─── Provided data ───

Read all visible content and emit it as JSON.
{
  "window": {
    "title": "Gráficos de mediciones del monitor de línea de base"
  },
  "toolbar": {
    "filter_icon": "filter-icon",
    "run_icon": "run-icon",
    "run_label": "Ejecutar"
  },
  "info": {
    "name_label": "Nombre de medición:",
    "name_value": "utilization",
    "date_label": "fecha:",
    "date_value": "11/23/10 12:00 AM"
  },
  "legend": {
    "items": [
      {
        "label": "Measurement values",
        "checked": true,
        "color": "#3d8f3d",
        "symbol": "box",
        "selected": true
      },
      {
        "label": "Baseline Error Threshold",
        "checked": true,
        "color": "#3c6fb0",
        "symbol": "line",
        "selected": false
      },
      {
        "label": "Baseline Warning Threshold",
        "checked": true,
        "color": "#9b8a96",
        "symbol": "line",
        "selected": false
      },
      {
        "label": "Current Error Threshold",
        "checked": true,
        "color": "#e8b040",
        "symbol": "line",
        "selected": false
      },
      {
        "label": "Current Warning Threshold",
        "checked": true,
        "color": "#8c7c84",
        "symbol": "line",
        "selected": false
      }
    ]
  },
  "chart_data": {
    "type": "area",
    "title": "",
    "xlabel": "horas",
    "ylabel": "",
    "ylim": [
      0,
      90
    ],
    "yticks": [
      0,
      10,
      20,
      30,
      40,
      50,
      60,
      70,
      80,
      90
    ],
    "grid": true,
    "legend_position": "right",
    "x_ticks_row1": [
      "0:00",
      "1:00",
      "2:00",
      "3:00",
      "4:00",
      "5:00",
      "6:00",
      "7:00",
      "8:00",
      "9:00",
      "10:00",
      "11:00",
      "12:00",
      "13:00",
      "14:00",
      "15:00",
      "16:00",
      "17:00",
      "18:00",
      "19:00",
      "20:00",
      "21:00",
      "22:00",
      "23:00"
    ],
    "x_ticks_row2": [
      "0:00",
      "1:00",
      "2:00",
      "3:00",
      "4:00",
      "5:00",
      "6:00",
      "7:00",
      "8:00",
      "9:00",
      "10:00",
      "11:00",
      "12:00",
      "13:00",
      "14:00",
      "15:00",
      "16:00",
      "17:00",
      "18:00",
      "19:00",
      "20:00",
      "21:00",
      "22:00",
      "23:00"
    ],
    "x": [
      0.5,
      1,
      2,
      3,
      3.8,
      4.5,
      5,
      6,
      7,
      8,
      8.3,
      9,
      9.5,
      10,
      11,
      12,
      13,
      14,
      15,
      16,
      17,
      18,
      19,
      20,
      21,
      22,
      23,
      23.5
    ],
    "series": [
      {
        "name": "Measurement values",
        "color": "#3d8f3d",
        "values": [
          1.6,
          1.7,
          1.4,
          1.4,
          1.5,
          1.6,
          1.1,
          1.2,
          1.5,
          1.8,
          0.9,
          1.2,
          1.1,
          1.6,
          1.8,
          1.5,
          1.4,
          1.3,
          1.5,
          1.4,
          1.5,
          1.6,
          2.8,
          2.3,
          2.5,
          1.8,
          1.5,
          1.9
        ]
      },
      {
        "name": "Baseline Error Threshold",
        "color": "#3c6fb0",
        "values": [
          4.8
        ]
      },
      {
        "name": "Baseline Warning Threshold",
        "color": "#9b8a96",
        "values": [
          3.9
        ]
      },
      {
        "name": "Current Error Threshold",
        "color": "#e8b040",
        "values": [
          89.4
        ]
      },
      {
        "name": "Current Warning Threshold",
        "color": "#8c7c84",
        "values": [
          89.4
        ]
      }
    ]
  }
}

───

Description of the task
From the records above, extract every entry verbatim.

Task result
Read all visible content and emit it as JSON.
{
  "window": {
    "title": "Gráficos de mediciones del monitor de línea de base"
  },
  "toolbar": {
    "filter_icon": "filter-icon",
    "run_icon": "run-icon",
    "run_label": "Ejecutar"
  },
  "info": {
    "name_label": "Nombre de medición:",
    "name_value": "utilization",
    "date_label": "fecha:",
    "date_value": "11/23/10 12:00 AM"
  },
  "legend": {
    "items": [
      {
        "label": "Measurement values",
        "checked": true,
        "color": "#3d8f3d",
        "symbol": "box",
        "selected": true
      },
      {
        "label": "Baseline Error Threshold",
        "checked": true,
        "color": "#3c6fb0",
        "symbol": "line",
        "selected": false
      },
      {
        "label": "Baseline Warning Threshold",
        "checked": true,
        "color": "#9b8a96",
        "symbol": "line",
        "selected": false
      },
      {
        "label": "Current Error Threshold",
        "checked": true,
        "color": "#e8b040",
        "symbol": "line",
        "selected": false
      },
      {
        "label": "Current Warning Threshold",
        "checked": true,
        "color": "#8c7c84",
        "symbol": "line",
        "selected": false
      }
    ]
  },
  "chart_data": {
    "type": "area",
    "title": "",
    "xlabel": "horas",
    "ylabel": "",
    "ylim": [
      0,
      90
    ],
    "yticks": [
      0,
      10,
      20,
      30,
      40,
      50,
      60,
      70,
      80,
      90
    ],
    "grid": true,
    "legend_position": "right",
    "x_ticks_row1": [
      "0:00",
      "1:00",
      "2:00",
      "3:00",
      "4:00",
      "5:00",
      "6:00",
      "7:00",
      "8:00",
      "9:00",
      "10:00",
      "11:00",
      "12:00",
      "13:00",
      "14:00",
      "15:00",
      "16:00",
      "17:00",
      "18:00",
      "19:00",
      "20:00",
      "21:00",
      "22:00",
      "23:00"
    ],
    "x_ticks_row2": [
      "0:00",
      "1:00",
      "2:00",
      "3:00",
      "4:00",
      "5:00",
      "6:00",
      "7:00",
      "8:00",
      "9:00",
      "10:00",
      "11:00",
      "12:00",
      "13:00",
      "14:00",
      "15:00",
      "16:00",
      "17:00",
      "18:00",
      "19:00",
      "20:00",
      "21:00",
      "22:00",
      "23:00"
    ],
    "x": [
      0.5,
      1,
      2,
      3,
      3.8,
      4.5,
      5,
      6,
      7,
      8,
      8.3,
      9,
      9.5,
      10,
      11,
      12,
      13,
      14,
      15,
      16,
      17,
      18,
      19,
      20,
      21,
      22,
      23,
      23.5
    ],
    "series": [
      {
        "name": "Measurement values",
        "color": "#3d8f3d",
        "values": [
          1.6,
          1.7,
          1.4,
          1.4,
          1.5,
          1.6,
          1.1,
          1.2,
          1.5,
          1.8,
          0.9,
          1.2,
          1.1,
          1.6,
          1.8,
          1.5,
          1.4,
          1.3,
          1.5,
          1.4,
          1.5,
          1.6,
          2.8,
          2.3,
          2.5,
          1.8,
          1.5,
          1.9
        ]
      },
      {
        "name": "Baseline Error Threshold",
        "color": "#3c6fb0",
        "values": [
          4.8
        ]
      },
      {
        "name": "Baseline Warning Threshold",
        "color": "#9b8a96",
        "values": [
          3.9
        ]
      },
      {
        "name": "Current Error Threshold",
        "color": "#e8b040",
        "values": [
          89.4
        ]
      },
      {
        "name": "Current Warning Threshold",
        "color": "#8c7c84",
        "values": [
          89.4
        ]
      }
    ]
  }
}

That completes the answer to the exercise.